● **Aim of the exercise**: Find every line below where the string "icon" shows up, and copy those lines.

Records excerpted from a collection
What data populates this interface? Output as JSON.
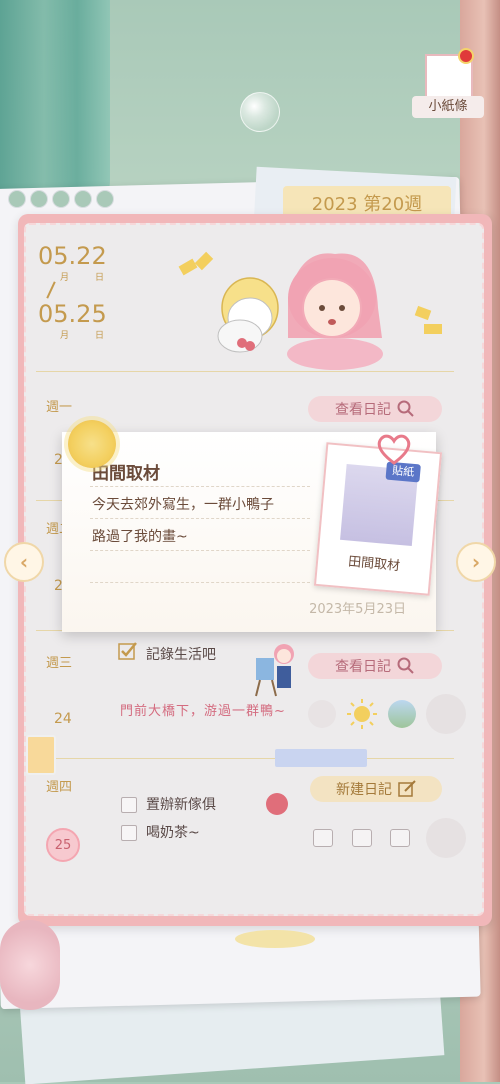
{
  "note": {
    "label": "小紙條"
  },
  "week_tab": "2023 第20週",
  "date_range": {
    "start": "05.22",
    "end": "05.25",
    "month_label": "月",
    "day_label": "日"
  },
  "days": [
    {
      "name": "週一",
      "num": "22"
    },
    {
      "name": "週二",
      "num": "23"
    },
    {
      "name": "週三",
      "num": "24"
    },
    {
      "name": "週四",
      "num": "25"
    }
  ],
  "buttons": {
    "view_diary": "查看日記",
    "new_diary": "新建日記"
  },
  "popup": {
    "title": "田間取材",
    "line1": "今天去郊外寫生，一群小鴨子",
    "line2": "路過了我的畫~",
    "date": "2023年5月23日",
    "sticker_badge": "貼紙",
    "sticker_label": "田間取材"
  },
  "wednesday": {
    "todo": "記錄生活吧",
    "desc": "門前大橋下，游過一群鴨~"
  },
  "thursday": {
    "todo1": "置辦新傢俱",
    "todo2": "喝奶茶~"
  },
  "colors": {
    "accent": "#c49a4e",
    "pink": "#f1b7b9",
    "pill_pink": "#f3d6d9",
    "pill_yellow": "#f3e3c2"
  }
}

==

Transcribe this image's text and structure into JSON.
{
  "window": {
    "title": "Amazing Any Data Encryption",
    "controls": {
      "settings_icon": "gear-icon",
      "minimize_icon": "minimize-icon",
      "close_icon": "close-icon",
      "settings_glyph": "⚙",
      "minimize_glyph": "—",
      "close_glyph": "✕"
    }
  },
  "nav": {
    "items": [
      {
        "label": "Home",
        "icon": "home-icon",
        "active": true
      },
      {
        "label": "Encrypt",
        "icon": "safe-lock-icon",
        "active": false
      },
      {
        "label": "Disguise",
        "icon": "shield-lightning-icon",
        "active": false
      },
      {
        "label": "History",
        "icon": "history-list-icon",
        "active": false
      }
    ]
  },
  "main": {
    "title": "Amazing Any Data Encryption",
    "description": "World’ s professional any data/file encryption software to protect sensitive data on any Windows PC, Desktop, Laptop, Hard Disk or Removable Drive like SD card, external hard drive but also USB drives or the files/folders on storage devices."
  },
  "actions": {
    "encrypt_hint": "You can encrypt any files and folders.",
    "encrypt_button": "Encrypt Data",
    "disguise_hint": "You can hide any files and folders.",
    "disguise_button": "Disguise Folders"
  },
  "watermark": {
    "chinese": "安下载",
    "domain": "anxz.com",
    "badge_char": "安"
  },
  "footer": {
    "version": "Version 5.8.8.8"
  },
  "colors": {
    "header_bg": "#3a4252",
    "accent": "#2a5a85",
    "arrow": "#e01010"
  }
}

● **Worked solution**:
      "settings_icon": "gear-icon",
      "minimize_icon": "minimize-icon",
      "close_icon": "close-icon",
        "icon": "home-icon",
        "icon": "safe-lock-icon",
        "icon": "shield-lightning-icon",
        "icon": "history-list-icon",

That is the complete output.